Work instructions:
Reply only with how many lines in these entries hold the string "text".

Data records for software interfaces

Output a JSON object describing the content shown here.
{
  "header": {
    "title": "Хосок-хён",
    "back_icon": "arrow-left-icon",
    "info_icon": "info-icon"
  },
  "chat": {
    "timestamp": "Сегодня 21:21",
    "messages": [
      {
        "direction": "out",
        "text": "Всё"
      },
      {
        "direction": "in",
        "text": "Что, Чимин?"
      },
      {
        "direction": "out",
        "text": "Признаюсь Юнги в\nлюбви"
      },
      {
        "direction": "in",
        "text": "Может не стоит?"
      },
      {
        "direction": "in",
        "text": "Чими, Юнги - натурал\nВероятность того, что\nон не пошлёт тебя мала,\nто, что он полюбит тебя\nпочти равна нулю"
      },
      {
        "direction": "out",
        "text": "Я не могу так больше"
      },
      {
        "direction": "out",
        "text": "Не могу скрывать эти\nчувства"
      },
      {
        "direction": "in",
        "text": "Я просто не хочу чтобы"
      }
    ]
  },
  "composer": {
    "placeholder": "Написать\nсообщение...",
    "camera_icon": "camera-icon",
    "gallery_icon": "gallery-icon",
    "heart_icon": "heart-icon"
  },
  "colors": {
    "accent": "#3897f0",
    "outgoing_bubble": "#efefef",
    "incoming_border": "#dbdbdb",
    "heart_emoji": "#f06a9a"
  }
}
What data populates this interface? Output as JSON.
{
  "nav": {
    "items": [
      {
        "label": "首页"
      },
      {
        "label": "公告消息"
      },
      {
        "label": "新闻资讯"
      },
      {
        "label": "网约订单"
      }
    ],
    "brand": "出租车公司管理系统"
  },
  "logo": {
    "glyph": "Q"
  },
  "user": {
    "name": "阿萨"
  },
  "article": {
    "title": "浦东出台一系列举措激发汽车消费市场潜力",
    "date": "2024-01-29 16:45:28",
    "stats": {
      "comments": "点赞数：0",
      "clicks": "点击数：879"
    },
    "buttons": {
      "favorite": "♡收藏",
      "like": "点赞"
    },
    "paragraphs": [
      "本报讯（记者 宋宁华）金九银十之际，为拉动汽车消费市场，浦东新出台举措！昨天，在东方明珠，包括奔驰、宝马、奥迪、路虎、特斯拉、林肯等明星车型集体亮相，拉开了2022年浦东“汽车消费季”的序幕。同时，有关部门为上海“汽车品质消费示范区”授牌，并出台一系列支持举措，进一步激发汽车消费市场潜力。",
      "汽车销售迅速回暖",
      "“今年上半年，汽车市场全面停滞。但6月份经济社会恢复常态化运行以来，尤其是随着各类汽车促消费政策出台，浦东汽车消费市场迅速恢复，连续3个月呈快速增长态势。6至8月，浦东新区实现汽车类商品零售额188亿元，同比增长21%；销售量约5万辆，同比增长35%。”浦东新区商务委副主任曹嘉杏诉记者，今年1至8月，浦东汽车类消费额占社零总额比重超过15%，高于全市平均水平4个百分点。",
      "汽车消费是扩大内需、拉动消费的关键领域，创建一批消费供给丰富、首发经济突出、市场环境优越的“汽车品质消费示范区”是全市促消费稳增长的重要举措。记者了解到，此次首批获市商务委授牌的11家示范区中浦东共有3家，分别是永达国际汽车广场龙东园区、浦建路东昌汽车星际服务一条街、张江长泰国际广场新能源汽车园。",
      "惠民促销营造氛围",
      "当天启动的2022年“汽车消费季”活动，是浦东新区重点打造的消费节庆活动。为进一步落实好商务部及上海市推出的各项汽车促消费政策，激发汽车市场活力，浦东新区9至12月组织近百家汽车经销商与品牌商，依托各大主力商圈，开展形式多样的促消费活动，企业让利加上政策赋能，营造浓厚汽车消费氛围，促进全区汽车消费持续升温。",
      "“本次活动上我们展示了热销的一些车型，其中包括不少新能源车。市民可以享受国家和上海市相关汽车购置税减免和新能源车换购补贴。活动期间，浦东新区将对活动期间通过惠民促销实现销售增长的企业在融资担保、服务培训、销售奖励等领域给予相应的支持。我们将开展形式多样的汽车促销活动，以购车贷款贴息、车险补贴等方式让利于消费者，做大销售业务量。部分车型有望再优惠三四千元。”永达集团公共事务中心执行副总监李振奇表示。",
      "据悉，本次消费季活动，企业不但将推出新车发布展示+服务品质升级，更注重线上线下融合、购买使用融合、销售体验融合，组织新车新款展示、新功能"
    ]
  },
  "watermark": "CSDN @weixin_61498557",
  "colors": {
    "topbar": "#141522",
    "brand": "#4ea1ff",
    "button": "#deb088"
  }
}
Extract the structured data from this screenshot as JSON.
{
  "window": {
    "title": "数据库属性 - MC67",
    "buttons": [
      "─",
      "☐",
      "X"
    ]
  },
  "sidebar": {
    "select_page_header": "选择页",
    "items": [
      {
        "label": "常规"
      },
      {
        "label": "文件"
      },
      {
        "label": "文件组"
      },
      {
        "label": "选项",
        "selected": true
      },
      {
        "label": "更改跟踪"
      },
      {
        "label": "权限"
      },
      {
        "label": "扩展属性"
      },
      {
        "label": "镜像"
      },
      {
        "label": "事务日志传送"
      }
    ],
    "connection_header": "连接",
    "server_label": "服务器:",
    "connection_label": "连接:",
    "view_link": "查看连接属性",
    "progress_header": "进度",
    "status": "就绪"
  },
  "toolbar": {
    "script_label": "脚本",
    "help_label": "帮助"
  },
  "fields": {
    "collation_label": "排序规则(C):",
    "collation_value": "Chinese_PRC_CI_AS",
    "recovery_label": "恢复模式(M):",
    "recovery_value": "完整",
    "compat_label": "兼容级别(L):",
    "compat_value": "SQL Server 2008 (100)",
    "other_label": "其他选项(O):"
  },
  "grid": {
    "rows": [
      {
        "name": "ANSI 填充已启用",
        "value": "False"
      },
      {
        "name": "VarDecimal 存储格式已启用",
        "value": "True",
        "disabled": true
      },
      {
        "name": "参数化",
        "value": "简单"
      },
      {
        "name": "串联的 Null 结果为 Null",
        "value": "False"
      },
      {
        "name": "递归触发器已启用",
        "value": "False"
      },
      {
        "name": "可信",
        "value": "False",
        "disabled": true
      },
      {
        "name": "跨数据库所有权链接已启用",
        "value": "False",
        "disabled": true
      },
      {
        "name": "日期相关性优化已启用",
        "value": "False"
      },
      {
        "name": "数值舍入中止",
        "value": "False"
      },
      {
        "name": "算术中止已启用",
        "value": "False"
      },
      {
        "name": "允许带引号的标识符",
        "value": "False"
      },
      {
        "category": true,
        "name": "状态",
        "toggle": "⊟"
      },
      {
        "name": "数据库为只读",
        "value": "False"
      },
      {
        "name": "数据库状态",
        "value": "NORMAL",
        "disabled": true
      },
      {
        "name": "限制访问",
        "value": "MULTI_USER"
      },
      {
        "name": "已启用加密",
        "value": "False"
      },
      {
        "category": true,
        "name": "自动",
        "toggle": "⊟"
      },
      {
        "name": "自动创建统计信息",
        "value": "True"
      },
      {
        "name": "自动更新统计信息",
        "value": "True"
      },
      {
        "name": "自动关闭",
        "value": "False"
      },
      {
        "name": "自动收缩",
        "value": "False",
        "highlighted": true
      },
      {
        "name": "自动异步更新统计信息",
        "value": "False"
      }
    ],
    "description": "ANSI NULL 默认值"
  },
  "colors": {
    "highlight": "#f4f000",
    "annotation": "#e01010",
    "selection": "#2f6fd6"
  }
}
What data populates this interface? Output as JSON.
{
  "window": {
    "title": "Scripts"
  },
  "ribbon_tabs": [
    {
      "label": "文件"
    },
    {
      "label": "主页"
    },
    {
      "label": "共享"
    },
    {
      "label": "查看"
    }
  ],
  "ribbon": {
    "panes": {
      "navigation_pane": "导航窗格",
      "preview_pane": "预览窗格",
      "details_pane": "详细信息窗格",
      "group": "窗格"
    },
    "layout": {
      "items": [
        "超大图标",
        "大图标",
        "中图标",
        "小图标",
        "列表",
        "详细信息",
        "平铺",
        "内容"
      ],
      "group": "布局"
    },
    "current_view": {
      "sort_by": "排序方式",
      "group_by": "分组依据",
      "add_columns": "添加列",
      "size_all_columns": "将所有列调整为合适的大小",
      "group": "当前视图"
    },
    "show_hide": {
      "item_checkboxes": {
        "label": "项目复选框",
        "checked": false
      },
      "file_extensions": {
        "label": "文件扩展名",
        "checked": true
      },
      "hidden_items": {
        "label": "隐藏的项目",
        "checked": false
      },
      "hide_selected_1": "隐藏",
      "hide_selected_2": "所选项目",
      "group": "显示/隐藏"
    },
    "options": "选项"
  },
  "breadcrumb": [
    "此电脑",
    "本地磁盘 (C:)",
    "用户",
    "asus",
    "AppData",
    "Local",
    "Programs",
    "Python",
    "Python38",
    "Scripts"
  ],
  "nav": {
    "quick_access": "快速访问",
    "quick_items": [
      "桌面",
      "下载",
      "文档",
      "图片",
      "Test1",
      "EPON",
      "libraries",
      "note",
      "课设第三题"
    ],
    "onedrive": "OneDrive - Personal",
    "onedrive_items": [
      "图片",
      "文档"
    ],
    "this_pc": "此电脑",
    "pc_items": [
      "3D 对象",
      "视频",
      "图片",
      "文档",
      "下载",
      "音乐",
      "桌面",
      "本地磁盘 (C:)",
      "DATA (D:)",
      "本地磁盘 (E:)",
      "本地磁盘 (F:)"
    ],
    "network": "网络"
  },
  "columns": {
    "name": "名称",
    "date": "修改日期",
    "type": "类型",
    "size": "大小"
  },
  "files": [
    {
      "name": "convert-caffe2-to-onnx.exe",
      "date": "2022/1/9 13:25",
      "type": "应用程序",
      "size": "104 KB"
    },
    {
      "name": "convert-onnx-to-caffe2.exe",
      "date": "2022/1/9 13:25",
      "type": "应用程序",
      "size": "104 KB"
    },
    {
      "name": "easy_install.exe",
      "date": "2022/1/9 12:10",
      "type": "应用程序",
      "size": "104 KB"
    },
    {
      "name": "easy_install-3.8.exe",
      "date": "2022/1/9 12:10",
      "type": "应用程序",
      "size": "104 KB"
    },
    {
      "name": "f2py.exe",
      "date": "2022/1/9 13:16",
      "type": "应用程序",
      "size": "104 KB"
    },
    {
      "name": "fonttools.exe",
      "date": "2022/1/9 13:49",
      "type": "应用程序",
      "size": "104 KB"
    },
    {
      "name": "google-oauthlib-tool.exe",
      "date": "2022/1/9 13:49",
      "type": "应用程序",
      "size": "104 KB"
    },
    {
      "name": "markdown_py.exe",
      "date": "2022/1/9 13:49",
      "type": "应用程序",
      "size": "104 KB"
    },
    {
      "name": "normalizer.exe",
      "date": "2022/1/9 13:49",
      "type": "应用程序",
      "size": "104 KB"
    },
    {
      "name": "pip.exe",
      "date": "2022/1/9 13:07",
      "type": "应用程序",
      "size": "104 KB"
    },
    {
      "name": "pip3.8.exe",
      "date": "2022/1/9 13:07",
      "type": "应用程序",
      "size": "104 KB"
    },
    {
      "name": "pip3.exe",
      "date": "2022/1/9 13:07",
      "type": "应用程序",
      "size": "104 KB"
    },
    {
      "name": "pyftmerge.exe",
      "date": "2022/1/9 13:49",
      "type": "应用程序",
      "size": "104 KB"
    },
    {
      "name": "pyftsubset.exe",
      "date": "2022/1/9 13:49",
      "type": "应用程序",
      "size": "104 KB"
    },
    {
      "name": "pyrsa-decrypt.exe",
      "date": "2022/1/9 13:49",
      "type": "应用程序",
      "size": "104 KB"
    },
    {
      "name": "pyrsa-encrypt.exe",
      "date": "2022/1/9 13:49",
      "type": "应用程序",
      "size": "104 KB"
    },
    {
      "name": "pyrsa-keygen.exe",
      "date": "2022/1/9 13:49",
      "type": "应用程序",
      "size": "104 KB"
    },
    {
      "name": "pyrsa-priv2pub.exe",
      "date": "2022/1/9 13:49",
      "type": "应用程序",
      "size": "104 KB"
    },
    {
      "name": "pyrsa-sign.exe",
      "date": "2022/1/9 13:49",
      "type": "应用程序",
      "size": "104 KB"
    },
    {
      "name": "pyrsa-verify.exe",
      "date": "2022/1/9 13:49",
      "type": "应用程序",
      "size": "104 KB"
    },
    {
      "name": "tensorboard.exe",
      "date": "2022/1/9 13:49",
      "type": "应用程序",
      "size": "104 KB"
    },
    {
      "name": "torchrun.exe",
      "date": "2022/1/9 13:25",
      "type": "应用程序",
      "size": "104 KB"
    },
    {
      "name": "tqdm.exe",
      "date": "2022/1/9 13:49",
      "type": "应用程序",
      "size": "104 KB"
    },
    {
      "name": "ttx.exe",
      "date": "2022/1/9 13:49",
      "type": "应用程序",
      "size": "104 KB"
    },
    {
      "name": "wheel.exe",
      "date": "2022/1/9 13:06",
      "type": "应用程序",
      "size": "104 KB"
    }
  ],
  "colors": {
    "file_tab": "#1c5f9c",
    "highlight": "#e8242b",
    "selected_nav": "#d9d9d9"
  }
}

Solution to this problem:
8